Report on AAP's Community Forum on Free Transithttps://www.allianceagainstpoverty.com/single-post/2017/07/12/Report-on-AAPs-Community-Forum-on-Free-Transit
July 13, 2017
Report on the AAP Transit Forum of June 3, 2017 (by Richard Walsh, AAP member)
The AAP Free-Transit Forum was held on June 3rd in the accessible church hall of Historic St. Paul’s Lutheran Church on Queen St. So., Kitchener. The purpose was to launch a political strategy to establish free public transit for low-income individuals in Waterloo Region. Approximately 50 people participated in the event beyond AAP members and volunteers.
After some brief introductory remarks from AAP member Richard Walsh as the event moderator, two speakers set the moral tone for the Forum: AAP member Regan Brussé shared her personal experience as a mother of three in trying to manage transportation for necessities. By way of precedents, she noted at least two Canadian cities have introduced drastically reduced (Calgary) or free public transit (Kingston). Then Joe Mancini of the Working Centre in Kitchener underscored the importance of affordable public transit for all in the Region.
Next, in five groups participants first discussed what they thought of the AAP proposal to make public transit free for low-income people. Each group then elected a member to report to the whole group what their group had discussed before moving to the second issue, namely, their views on what political action should be taken to achieve this goal.
Views on the Proposal for Free Transit
Some participants reported that given the escalating cost of living and the low rates of public assistance, transit costs make it difficult to get out into the community and to “access social amenities.” Many agreed that this is a common experience that worsens individuals’ mental health. Some said the reverse is also true: Affordable transit enhances social inclusion, which makes people feel part of the community.
Others noted that, with many of the social agencies in the region being located outside of core areas, affordable transit is a necessity. In fact, two groups stressed that affordable transit is a human right. As a matter of social justice, other participants added, the Region has already invested billions in the LRT, so it’s only right that everyone, regardless of income, can use it and the buses.

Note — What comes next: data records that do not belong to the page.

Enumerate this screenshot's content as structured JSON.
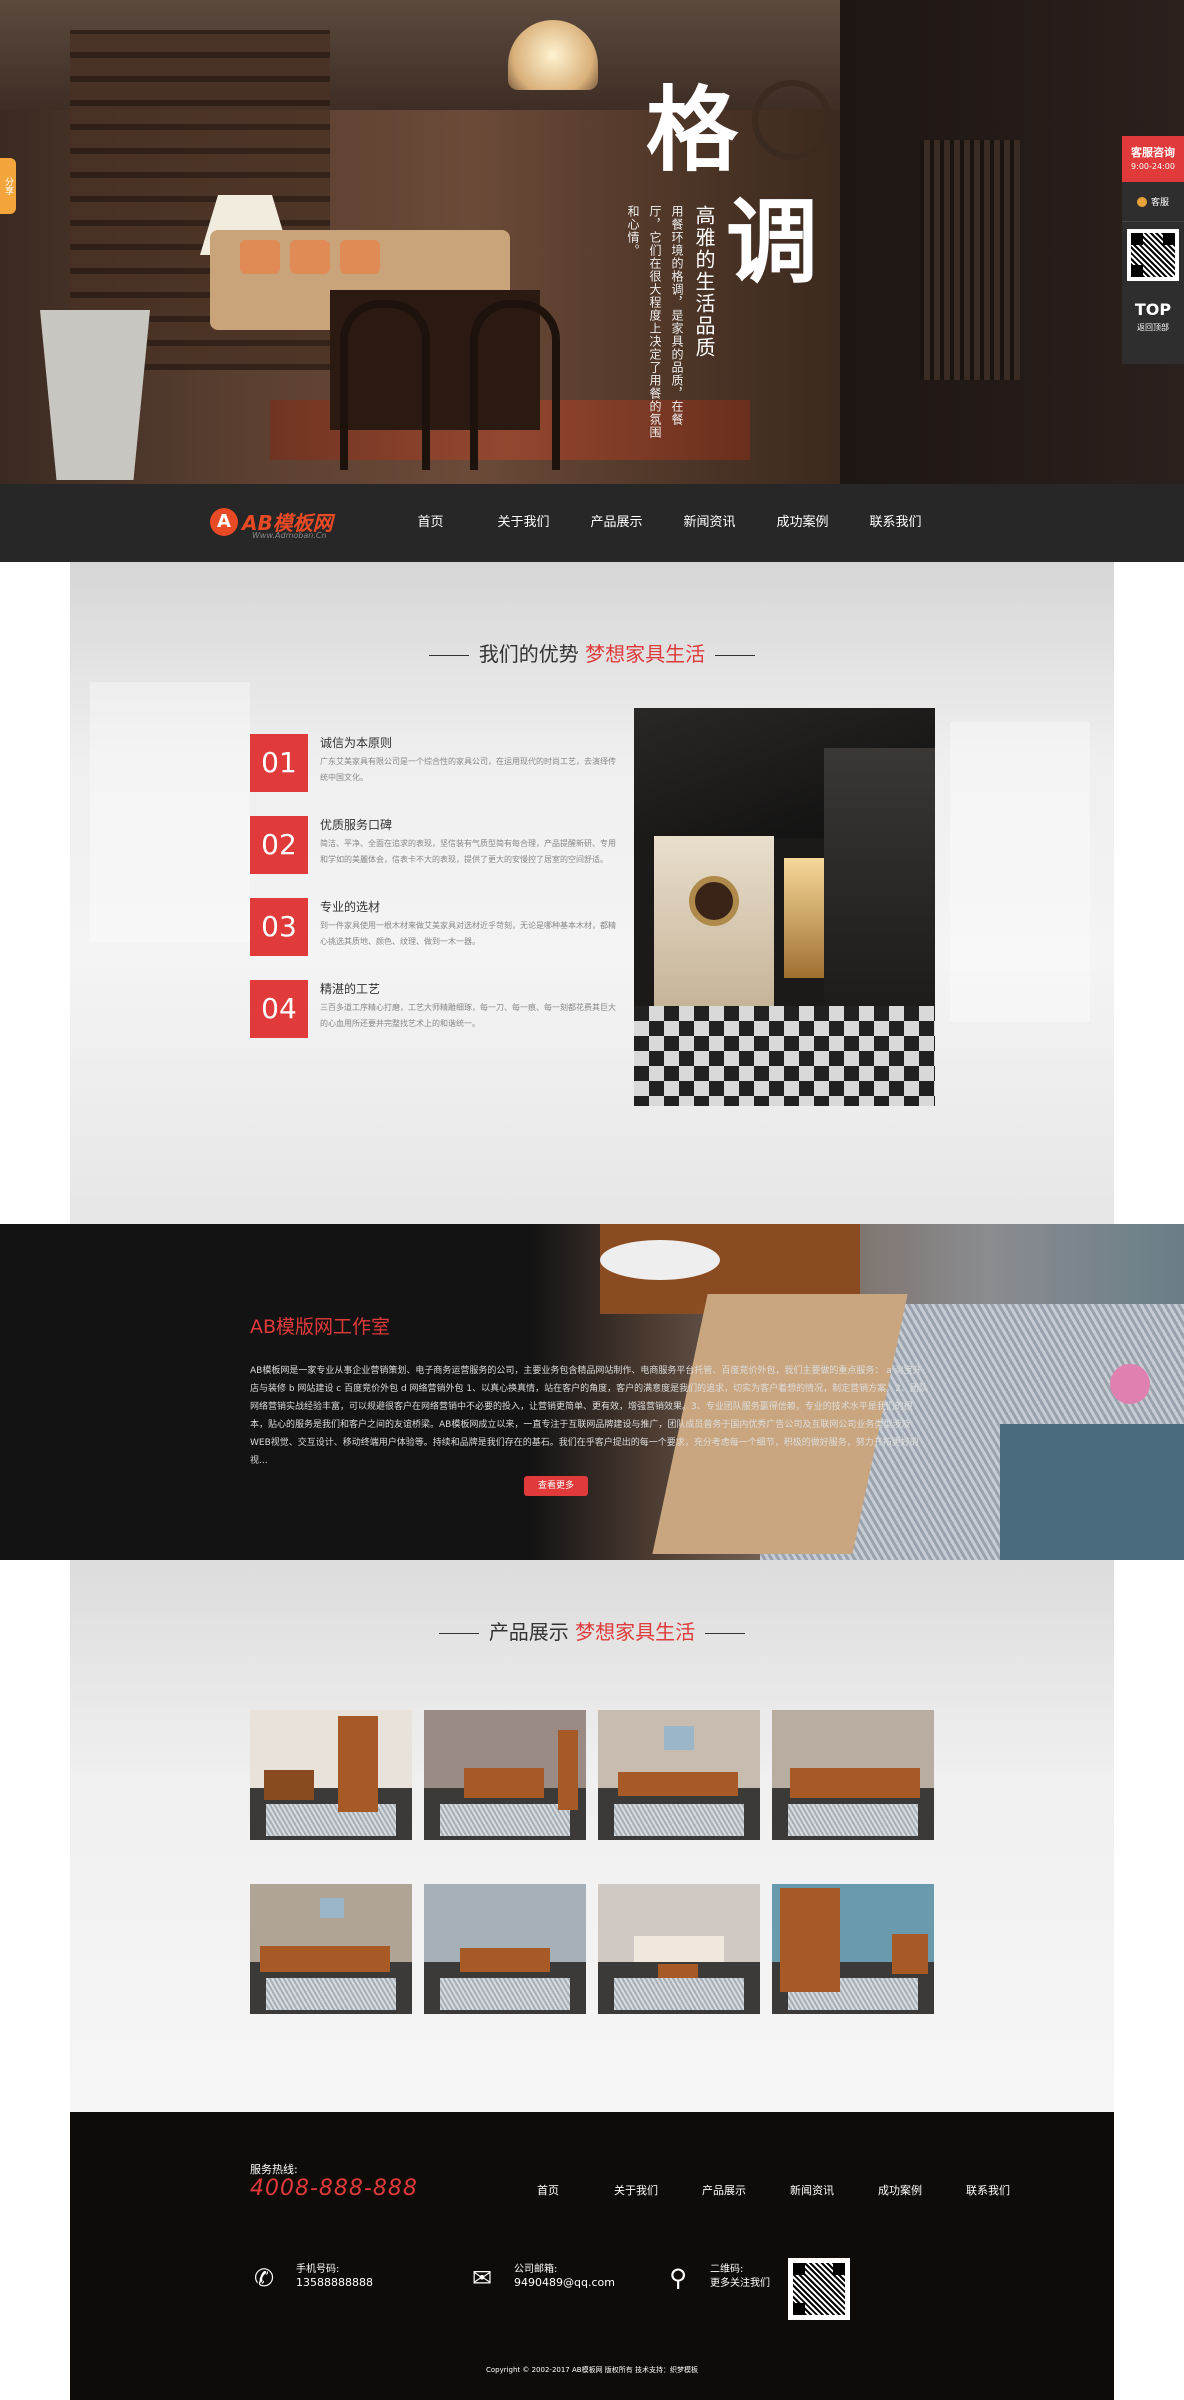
{
  "hero": {
    "big_char_1": "格",
    "big_char_2": "调",
    "subtitle": "高雅的生活品质",
    "body": "用餐环境的格调，是家具的品质，在餐厅，它们在很大程度上决定了用餐的氛围和心情。"
  },
  "side_tag": "分享",
  "float": {
    "service_label": "客服咨询",
    "service_hours": "9:00-24:00",
    "qq_label": "客服",
    "top_label": "TOP",
    "top_sub": "返回顶部"
  },
  "nav": {
    "logo_mark": "A",
    "logo_name": "AB模板网",
    "logo_sub": "Www.Admoban.Cn",
    "items": [
      "首页",
      "关于我们",
      "产品展示",
      "新闻资讯",
      "成功案例",
      "联系我们"
    ]
  },
  "advantage": {
    "title": "我们的优势",
    "title_red": "梦想家具生活",
    "items": [
      {
        "num": "01",
        "title": "诚信为本原则",
        "text": "广东艾美家具有限公司是一个综合性的家具公司，在运用现代的时尚工艺，去演绎传统中国文化。"
      },
      {
        "num": "02",
        "title": "优质服务口碑",
        "text": "简洁、平净、全面在追求的表现，坚信装有气质型简有每合理，产品提醒新研、专用和学如的美麗体会，信表卡不大的表现，提供了更大的安慢控了居室的空间舒适。"
      },
      {
        "num": "03",
        "title": "专业的选材",
        "text": "到一件家具使用一根木材来做艾美家具对选材近乎苛刻，无论是哪种基本木材，都精心挑选其质地、颜色、纹理、做到一木一器。"
      },
      {
        "num": "04",
        "title": "精湛的工艺",
        "text": "三百多道工序精心打磨，工艺大师精雕细琢，每一刀、每一痕、每一刻都花费其巨大的心血用所还要并完整找艺术上的和谐统一。"
      }
    ]
  },
  "studio": {
    "title": "AB模版网工作室",
    "desc": "AB模板网是一家专业从事企业营销策划、电子商务运营服务的公司，主要业务包含精品网站制作、电商服务平台托管、百度竞价外包，我们主要做的重点服务： a 淘宝开店与装修 b 网站建设 c 百度竞价外包 d 网络营销外包 1、以真心换真情，站在客户的角度，客户的满意度是我们的追求，切实为客户着想的情况，制定营销方案。2、团队网络营销实战经验丰富，可以规避很客户在网络营销中不必要的投入，让营销更简单、更有效，增强营销效果。3、专业团队服务赢得信赖，专业的技术水平是我们的根本，贴心的服务是我们和客户之间的友谊桥梁。AB模板网成立以来，一直专注于互联网品牌建设与推广，团队成员曾务于国内优秀广告公司及互联网公司业务类型涉及WEB视觉、交互设计、移动终端用户体验等。持续和品牌是我们存在的基石。我们在乎客户提出的每一个要求，充分考虑每一个细节，积极的做好服务，努力开拓更好的视...",
    "more": "查看更多"
  },
  "products": {
    "title": "产品展示",
    "title_red": "梦想家具生活"
  },
  "footer": {
    "hotline_label": "服务热线:",
    "hotline": "4008-888-888",
    "menu": [
      "首页",
      "关于我们",
      "产品展示",
      "新闻资讯",
      "成功案例",
      "联系我们"
    ],
    "phone_label": "手机号码:",
    "phone": "13588888888",
    "email_label": "公司邮箱:",
    "email": "9490489@qq.com",
    "qr_label": "二维码:",
    "qr_sub": "更多关注我们",
    "copyright": "Copyright © 2002-2017 AB模板网 版权所有 技术支持：织梦模板"
  },
  "colors": {
    "accent": "#e03a3a",
    "nav_bg": "#272727",
    "logo": "#e84a25"
  }
}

In addition, some people noted the environmental benefits of free transit: Increased reliance on public transit that is made much more affordable by reducing or eliminating fares also reduces per capita pollutants and carbon emissions.

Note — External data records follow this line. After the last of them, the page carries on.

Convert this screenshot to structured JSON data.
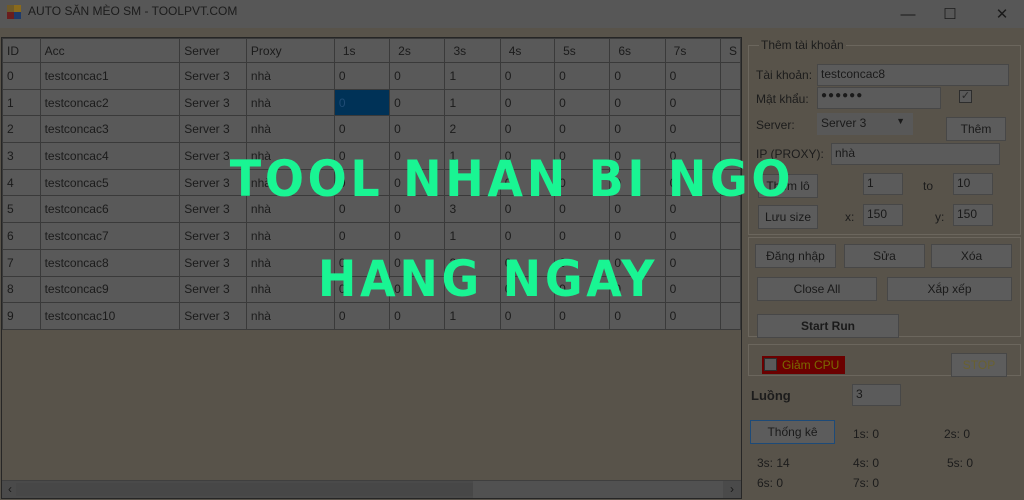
{
  "window": {
    "title": "AUTO SĂN MÈO SM - TOOLPVT.COM",
    "controls": {
      "minimize": "—",
      "maximize": "☐",
      "close": "✕"
    }
  },
  "grid": {
    "columns": [
      "ID",
      "Acc",
      "Server",
      "Proxy",
      "1s",
      "2s",
      "3s",
      "4s",
      "5s",
      "6s",
      "7s",
      "S"
    ],
    "rows": [
      [
        "0",
        "testconcac1",
        "Server 3",
        "nhà",
        "0",
        "0",
        "1",
        "0",
        "0",
        "0",
        "0",
        ""
      ],
      [
        "1",
        "testconcac2",
        "Server 3",
        "nhà",
        "0",
        "0",
        "1",
        "0",
        "0",
        "0",
        "0",
        ""
      ],
      [
        "2",
        "testconcac3",
        "Server 3",
        "nhà",
        "0",
        "0",
        "2",
        "0",
        "0",
        "0",
        "0",
        ""
      ],
      [
        "3",
        "testconcac4",
        "Server 3",
        "nhà",
        "0",
        "0",
        "1",
        "0",
        "0",
        "0",
        "0",
        ""
      ],
      [
        "4",
        "testconcac5",
        "Server 3",
        "nhà",
        "0",
        "0",
        "1",
        "0",
        "0",
        "0",
        "0",
        ""
      ],
      [
        "5",
        "testconcac6",
        "Server 3",
        "nhà",
        "0",
        "0",
        "3",
        "0",
        "0",
        "0",
        "0",
        ""
      ],
      [
        "6",
        "testconcac7",
        "Server 3",
        "nhà",
        "0",
        "0",
        "1",
        "0",
        "0",
        "0",
        "0",
        ""
      ],
      [
        "7",
        "testconcac8",
        "Server 3",
        "nhà",
        "0",
        "0",
        "2",
        "0",
        "0",
        "0",
        "0",
        ""
      ],
      [
        "8",
        "testconcac9",
        "Server 3",
        "nhà",
        "0",
        "0",
        "1",
        "0",
        "0",
        "0",
        "0",
        ""
      ],
      [
        "9",
        "testconcac10",
        "Server 3",
        "nhà",
        "0",
        "0",
        "1",
        "0",
        "0",
        "0",
        "0",
        ""
      ]
    ],
    "selected_cell": {
      "row": 1,
      "col": 4
    },
    "scroll": {
      "left_arrow": "‹",
      "right_arrow": "›"
    }
  },
  "add_account": {
    "group_title": "Thêm tài khoản",
    "account_label": "Tài khoản:",
    "account_value": "testconcac8",
    "password_label": "Mật khẩu:",
    "password_value": "●●●●●●",
    "show_password_checked": true,
    "server_label": "Server:",
    "server_value": "Server 3",
    "add_button": "Thêm",
    "proxy_label": "IP (PROXY):",
    "proxy_value": "nhà",
    "batch_add_button": "Thêm lô",
    "from_value": "1",
    "to_label": "to",
    "to_value": "10",
    "save_size_button": "Lưu size",
    "x_label": "x:",
    "x_value": "150",
    "y_label": "y:",
    "y_value": "150"
  },
  "actions": {
    "login": "Đăng nhập",
    "edit": "Sửa",
    "delete": "Xóa",
    "close_all": "Close All",
    "arrange": "Xắp xếp",
    "start_run": "Start Run"
  },
  "cpu": {
    "reduce_cpu_label": "Giảm CPU",
    "reduce_cpu_checked": false,
    "stop_button": "STOP"
  },
  "threads": {
    "label": "Luồng",
    "value": "3"
  },
  "stats": {
    "button": "Thống kê",
    "items": [
      "1s: 0",
      "2s: 0",
      "3s: 14",
      "4s: 0",
      "5s: 0",
      "6s: 0",
      "7s: 0"
    ]
  },
  "overlay": {
    "line1": "TOOL NHAN BI NGO",
    "line2": "HANG NGAY",
    "color": "#19f593"
  }
}
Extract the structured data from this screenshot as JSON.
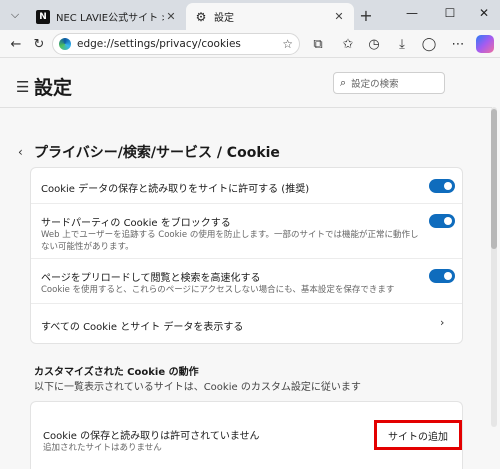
{
  "browser": {
    "tabs": [
      {
        "title": "NEC LAVIE公式サイト > サービス&サポート",
        "active": false,
        "favicon": "nec-favicon"
      },
      {
        "title": "設定",
        "active": true,
        "favicon": "gear-icon"
      }
    ],
    "url": "edge://settings/privacy/cookies"
  },
  "settings": {
    "title": "設定",
    "search_placeholder": "設定の検索",
    "breadcrumb": "プライバシー/検索/サービス  /  Cookie",
    "rows": [
      {
        "label": "Cookie データの保存と読み取りをサイトに許可する (推奨)",
        "desc": "",
        "toggle_on": true
      },
      {
        "label": "サードパーティの Cookie をブロックする",
        "desc": "Web 上でユーザーを追跡する Cookie の使用を防止します。一部のサイトでは機能が正常に動作しない可能性があります。",
        "toggle_on": true
      },
      {
        "label": "ページをプリロードして閲覧と検索を高速化する",
        "desc": "Cookie を使用すると、これらのページにアクセスしない場合にも、基本設定を保存できます",
        "toggle_on": true
      },
      {
        "label": "すべての Cookie とサイト データを表示する",
        "desc": ""
      }
    ],
    "custom": {
      "title": "カスタマイズされた Cookie の動作",
      "subtitle": "以下に一覧表示されているサイトは、Cookie のカスタム設定に従います",
      "block_label": "Cookie の保存と読み取りは許可されていません",
      "block_desc": "追加されたサイトはありません",
      "add_button": "サイトの追加"
    }
  },
  "colors": {
    "accent": "#0f6cbd",
    "highlight": "#e30000"
  }
}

Friday, November 8, 2019
Apply your mind Jayme. Ofcourse it has a cost. Are roads free? How about the police? Firefighters? When someone says #freetransit, we are talking about commuters not having to pay directly every day. Just like we don't pay to drive, call the police or the fire department.— For A Habitable Planet (@muthannas) November 9, 2019
Wednesday, November 6, 2019
Monday, November 4, 2019
Free Public Transit vs. ‘Fare evasion’— JFAAP (@JFAAP) November 4, 2019
Latest public transit news and issues
Wednesday, November 6, 2019
6:00 pm to 8:00 pm
BCCHC, 2nd Floor, Yorkgate Mall
Guest speaker: Herman Rosenfeld, member of @ttcriders and @FreeTransitTO pic.twitter.com/bf4MbnZdkv
Sunday, September 29, 2019
Amazing rally in Brampton yesterday for the #GlobalClimateStrike! The climate needs of the suburbs have to be addressed by a #GreenNewDeal. Peel is more than ready for decent jobs for all (no more temporary, precarious work!) free electrified public transit, and migrant justice! pic.twitter.com/kRoYi03Mja— Climate Justice Toronto (@CJusticeTO) September 29, 2019
Tuesday, July 30, 2019
The union of TTC electrical workers is protesting across Ontario to advocate for free public transit and to “take down Doug Ford.”https://www.blogto.com/city/2019/07/ttc-workers-call-mass-strikes-and-free-public-transit/
Monday, July 15, 2019
What a ride.
In its first 11 days of operation, our new light-rail transit system carried almost 300,000 passengers.
It’s a phenomenal, applause-worthy achievement that surpassed initial ridership projections.
Of course, the service for those 11 days was also free. Which begs the question, if we can attract this many transit users during a brief period of free fares, shouldn’t public transport be fare-free all the time?